Interface dataset entries
┄┄┄┄┄┄┄┄┄┄┄┄┄┄┄┄┄┄┄┄
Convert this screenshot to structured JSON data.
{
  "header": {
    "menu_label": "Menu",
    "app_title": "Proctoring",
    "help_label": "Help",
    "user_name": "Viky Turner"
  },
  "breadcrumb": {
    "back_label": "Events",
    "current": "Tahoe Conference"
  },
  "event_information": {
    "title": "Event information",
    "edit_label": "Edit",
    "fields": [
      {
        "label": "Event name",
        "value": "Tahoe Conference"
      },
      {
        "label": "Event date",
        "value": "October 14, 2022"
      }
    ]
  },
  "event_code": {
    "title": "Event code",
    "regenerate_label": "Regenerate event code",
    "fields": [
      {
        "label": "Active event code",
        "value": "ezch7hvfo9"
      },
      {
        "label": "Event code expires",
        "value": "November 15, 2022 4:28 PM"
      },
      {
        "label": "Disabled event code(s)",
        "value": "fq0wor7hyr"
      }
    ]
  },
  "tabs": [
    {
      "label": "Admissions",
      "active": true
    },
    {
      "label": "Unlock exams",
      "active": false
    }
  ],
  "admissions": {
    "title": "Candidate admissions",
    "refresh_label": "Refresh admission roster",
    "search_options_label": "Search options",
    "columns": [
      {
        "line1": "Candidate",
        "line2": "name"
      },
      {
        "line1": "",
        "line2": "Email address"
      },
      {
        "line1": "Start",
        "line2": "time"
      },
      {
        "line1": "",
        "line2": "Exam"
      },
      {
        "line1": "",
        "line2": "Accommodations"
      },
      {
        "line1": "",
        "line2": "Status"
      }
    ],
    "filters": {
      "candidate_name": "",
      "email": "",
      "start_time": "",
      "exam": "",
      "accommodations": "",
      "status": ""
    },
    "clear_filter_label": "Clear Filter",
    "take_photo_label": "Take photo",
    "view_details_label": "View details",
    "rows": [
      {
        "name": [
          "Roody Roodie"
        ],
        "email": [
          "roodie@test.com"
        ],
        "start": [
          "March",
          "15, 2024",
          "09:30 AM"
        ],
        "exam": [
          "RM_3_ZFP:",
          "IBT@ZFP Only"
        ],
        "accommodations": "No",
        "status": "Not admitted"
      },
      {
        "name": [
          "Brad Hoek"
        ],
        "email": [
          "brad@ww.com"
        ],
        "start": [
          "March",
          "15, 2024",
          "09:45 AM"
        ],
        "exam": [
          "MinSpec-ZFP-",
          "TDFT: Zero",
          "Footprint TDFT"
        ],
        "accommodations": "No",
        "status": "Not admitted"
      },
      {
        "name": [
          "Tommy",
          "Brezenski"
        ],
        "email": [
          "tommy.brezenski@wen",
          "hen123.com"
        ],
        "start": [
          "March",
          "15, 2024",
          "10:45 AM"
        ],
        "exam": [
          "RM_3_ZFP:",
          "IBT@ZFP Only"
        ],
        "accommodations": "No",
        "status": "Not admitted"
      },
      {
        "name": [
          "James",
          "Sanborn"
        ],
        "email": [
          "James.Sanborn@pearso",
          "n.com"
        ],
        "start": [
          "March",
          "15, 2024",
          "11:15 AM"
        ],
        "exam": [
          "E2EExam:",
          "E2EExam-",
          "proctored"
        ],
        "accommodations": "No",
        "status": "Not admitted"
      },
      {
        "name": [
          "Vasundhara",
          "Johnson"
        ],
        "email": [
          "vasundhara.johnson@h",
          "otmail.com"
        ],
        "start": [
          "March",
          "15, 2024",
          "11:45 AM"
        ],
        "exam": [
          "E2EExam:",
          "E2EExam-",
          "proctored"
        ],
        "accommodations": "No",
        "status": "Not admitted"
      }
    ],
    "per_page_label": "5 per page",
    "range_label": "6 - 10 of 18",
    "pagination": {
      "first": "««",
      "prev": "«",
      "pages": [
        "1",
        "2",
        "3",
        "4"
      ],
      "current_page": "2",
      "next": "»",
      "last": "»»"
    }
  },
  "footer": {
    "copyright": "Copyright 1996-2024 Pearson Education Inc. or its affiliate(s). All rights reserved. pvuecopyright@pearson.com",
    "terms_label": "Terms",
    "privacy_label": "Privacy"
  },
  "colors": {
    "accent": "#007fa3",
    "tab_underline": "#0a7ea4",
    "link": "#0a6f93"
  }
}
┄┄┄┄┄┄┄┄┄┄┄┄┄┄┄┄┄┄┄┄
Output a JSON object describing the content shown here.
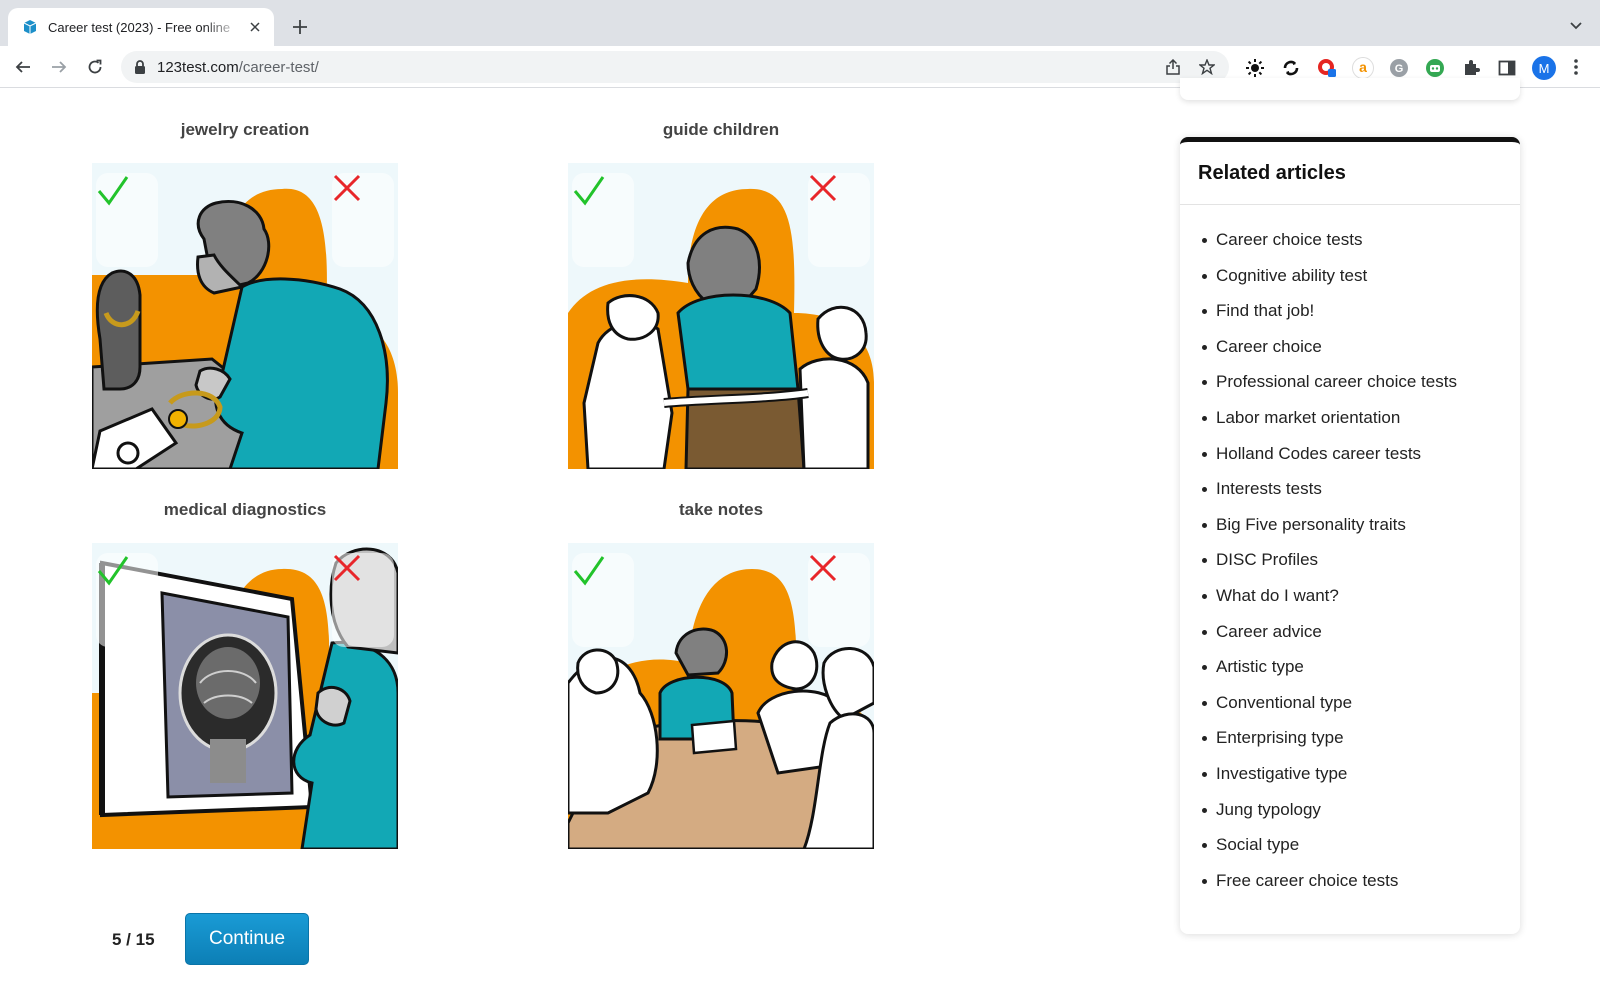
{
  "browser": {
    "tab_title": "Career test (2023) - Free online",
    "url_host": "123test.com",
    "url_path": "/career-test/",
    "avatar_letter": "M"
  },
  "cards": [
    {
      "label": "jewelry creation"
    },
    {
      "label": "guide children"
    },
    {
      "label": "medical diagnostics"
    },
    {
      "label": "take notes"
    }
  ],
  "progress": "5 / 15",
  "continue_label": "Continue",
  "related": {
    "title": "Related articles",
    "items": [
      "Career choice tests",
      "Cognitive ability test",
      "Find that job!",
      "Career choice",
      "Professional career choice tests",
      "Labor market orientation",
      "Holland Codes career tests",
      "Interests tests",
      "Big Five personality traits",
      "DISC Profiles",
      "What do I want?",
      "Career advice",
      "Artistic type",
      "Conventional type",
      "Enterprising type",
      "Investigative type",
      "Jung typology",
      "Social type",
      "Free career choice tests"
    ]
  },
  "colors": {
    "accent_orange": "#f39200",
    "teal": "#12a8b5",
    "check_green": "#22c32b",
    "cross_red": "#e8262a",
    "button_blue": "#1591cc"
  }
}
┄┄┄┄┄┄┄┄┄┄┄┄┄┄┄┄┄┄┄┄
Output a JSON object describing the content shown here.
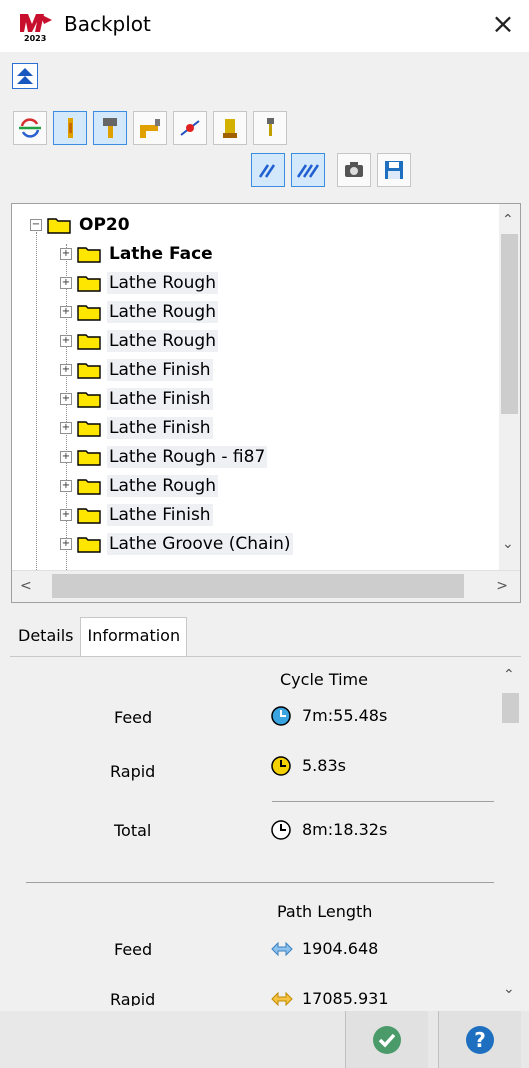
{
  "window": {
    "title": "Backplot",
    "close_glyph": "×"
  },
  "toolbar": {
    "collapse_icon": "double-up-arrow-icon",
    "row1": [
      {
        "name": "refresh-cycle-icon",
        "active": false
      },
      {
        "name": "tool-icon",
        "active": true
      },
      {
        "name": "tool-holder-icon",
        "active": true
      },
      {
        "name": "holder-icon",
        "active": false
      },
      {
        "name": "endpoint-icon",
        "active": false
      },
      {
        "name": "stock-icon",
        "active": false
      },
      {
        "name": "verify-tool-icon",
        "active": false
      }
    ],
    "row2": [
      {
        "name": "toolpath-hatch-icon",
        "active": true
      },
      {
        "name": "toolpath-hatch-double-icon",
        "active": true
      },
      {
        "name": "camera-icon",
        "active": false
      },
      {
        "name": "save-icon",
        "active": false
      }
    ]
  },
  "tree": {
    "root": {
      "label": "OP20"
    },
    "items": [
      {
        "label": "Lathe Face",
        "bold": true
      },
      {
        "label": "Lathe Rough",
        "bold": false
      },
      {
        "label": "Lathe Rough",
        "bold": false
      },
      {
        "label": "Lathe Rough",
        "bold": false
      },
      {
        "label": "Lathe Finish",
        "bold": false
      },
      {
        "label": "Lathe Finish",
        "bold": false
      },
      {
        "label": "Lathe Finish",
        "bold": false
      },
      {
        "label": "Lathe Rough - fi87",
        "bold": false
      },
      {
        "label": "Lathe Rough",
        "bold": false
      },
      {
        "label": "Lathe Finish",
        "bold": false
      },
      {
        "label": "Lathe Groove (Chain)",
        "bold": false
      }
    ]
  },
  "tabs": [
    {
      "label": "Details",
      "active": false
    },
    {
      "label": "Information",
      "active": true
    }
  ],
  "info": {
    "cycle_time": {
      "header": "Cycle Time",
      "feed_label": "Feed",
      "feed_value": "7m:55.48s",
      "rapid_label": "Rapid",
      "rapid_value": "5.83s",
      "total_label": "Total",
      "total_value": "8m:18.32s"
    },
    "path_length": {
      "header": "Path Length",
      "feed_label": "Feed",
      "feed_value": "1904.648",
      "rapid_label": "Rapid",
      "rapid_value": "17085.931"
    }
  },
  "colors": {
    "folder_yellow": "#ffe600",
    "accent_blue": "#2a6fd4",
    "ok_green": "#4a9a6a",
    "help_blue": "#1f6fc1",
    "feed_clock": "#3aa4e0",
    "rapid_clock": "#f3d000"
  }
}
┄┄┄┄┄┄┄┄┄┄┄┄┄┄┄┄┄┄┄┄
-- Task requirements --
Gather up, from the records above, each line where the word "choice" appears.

-- Expected answer --
      "Career choice tests",
      "Career choice",
      "Professional career choice tests",
      "Free career choice tests"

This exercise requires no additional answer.